"I am aware such a suggestion runs completely counter to present practice," the Hungarian-born Teller told the Senate Commerce subcommittee on science, technology and space, "but I believe such a move would contribute to the peace and stability of the whole world."
Teller said U.S. reconnaissance satellite photographs should be made available on a routine basis to most countries. He said that if the United States did not want to do it, an international consortium should be formed to put up a spy satellite and distribute its photos to everybody.
"It is very important that verification of treaties and intentions be made public knowledge everywhere," Teller said. "Otherwise, people in power will continue to call each other liars and the people in general will continue to be confused by these public statements."
Teller's call for an "open space" policy is the most recent in a series of suggestions he has made to do away with the world's military secrets. Previously, he has called for a law requiring declassification of scientific secrets, including those pertaining to the development of nuclear weapons.
Teller said he would like to open up all U.S. space secrets to the world but he recognizes that revealing the results of electronic eavesdropping might be impractical.

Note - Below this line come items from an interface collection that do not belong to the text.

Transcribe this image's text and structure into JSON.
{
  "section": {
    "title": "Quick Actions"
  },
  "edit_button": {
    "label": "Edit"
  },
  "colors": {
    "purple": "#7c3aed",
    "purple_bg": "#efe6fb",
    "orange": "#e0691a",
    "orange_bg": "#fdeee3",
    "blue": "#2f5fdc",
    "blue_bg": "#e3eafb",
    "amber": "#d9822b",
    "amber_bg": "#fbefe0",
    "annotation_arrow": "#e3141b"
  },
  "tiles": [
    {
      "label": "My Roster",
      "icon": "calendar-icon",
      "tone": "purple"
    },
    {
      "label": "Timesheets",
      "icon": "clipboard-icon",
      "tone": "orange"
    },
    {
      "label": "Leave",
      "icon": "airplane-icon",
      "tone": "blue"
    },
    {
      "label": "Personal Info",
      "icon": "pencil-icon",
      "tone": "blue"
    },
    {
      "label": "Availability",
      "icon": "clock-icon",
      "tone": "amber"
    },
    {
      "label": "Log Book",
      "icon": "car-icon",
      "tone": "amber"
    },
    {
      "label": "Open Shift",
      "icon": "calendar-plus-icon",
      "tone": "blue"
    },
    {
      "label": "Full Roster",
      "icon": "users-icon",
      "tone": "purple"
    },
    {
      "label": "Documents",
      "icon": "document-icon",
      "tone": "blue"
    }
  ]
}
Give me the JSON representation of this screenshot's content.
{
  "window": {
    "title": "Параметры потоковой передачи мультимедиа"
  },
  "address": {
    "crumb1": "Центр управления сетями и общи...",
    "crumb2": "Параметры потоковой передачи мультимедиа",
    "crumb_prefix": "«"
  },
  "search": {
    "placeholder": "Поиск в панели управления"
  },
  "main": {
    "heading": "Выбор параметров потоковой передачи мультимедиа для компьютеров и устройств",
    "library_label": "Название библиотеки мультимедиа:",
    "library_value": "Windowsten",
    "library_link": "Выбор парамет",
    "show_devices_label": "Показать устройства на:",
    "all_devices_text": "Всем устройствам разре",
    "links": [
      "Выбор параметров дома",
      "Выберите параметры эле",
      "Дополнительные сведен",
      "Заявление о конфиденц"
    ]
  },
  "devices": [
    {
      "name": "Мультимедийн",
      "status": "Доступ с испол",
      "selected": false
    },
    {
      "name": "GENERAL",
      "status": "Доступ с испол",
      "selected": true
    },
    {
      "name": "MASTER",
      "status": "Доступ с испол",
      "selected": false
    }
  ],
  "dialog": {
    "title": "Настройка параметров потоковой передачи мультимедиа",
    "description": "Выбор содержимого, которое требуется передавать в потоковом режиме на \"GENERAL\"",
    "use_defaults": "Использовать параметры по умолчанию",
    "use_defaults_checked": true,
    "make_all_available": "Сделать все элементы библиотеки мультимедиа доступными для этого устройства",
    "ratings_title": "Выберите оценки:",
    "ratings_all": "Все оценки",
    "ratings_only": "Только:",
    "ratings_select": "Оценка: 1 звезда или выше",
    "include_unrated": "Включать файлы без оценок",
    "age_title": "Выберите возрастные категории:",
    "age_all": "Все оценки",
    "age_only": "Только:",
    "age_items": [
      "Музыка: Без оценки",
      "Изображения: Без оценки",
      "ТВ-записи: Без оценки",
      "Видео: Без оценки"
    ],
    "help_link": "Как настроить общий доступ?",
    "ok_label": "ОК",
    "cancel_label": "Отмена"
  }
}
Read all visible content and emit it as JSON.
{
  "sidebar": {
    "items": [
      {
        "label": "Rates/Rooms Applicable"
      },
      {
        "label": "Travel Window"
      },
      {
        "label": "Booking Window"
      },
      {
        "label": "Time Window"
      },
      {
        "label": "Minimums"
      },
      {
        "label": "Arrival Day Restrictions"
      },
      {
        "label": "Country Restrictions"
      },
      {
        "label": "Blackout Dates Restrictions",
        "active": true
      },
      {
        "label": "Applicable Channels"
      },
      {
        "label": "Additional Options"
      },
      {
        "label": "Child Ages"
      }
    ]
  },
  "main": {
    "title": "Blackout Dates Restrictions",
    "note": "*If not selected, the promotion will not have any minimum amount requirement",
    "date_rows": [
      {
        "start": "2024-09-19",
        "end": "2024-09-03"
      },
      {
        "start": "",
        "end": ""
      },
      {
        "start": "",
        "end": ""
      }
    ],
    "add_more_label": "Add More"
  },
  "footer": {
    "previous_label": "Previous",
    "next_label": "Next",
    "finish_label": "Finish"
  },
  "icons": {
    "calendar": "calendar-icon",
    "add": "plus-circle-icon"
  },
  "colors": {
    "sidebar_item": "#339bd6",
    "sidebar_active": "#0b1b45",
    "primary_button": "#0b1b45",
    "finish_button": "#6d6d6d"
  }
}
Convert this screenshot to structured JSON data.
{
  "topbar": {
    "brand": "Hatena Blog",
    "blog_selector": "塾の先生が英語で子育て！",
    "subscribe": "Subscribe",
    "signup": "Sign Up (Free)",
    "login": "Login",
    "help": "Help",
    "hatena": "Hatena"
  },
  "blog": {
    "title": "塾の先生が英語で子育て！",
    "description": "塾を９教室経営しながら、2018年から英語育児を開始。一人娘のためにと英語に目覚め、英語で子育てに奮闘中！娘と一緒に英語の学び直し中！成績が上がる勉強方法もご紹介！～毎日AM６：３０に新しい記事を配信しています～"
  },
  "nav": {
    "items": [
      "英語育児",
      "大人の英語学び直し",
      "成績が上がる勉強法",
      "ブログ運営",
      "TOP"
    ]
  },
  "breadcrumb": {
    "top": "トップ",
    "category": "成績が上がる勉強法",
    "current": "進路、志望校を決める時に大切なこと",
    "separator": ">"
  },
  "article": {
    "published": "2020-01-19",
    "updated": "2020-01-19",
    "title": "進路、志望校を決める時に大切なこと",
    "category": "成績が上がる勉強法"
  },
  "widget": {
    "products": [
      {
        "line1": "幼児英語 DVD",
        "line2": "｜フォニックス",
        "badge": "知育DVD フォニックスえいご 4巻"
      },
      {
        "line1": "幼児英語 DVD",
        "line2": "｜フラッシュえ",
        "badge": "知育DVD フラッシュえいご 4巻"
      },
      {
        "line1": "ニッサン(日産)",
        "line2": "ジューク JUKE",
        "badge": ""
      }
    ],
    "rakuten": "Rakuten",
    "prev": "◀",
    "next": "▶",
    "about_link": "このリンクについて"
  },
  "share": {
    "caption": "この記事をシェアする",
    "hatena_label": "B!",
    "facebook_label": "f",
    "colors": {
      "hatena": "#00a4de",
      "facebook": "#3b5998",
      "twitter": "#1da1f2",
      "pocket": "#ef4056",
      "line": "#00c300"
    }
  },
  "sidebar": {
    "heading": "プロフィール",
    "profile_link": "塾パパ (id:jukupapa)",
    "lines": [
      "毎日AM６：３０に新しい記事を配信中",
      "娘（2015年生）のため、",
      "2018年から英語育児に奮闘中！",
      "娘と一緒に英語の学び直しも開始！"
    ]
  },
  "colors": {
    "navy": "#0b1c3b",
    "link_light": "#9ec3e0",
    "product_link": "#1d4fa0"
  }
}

"I will confine my proposal to photo reconnaissance because countermeasures against it are very difficult," Teller said. "And to the extent that the Russians might learn something from the publication of pictures alone, I think these pictures would be of little help to them."
Testifying before Sen. Adlai E. Stevenson's subcommittee, which is seeking advice on how the space shuttle should be used, Teller said he thought its first priority should be weather forecasting and its second one crop forecasting.
"The shuttle could take up a small satellite once very week that could watch wind velocities at almost all levels of the atmosphere," Teller said. "Using a combination of radar and lasers we could get a real comprehensive view of the atmosphere from an angel's point of view."
The one thing he would never use the shuttle for, Teller said, is a solar power satellite to supply Earth with electricity by microwave transmission.
"My own estimate," Teller said, "is that solar space energy will cost for the rest of this century at least 30 times what we pay each year for our national fuel bill." The national oil bill alone comes to more than $60 billion a year.
Teller said that anyone who pays for it should be allowed room aboard the space shuttle but that the privilege should be denied to anyone who wants to conduct research in secret aboard the shuttle.